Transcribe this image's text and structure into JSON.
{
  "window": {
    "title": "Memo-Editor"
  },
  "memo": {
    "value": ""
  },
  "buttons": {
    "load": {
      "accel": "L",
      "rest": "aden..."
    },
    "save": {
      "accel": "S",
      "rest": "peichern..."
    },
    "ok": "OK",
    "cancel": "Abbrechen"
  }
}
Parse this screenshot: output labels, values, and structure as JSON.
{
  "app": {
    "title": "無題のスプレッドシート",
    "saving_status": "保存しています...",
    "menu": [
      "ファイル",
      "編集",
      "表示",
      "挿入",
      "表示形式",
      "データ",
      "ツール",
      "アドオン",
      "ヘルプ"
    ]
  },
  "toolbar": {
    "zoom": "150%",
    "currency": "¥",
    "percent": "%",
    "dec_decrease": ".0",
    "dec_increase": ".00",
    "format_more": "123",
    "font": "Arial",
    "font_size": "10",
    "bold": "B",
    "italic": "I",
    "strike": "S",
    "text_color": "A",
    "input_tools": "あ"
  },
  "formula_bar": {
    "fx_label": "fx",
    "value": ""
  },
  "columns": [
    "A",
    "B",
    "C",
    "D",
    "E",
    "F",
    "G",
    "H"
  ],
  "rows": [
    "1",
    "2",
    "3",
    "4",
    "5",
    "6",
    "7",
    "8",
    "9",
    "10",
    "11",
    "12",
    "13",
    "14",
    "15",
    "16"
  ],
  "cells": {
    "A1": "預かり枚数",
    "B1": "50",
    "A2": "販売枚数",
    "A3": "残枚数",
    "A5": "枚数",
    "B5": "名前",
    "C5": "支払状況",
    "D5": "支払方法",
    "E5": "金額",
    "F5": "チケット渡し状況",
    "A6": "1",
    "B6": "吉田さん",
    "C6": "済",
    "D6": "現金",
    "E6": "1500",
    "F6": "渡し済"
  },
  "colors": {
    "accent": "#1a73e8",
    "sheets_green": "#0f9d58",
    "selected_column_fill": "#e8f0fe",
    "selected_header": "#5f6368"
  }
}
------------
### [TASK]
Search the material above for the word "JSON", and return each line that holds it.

### [SOLUTION FOR THIS TASK]
Transcribe this image's text and structure into JSON.
Parse this screenshot: output labels, values, and structure as JSON.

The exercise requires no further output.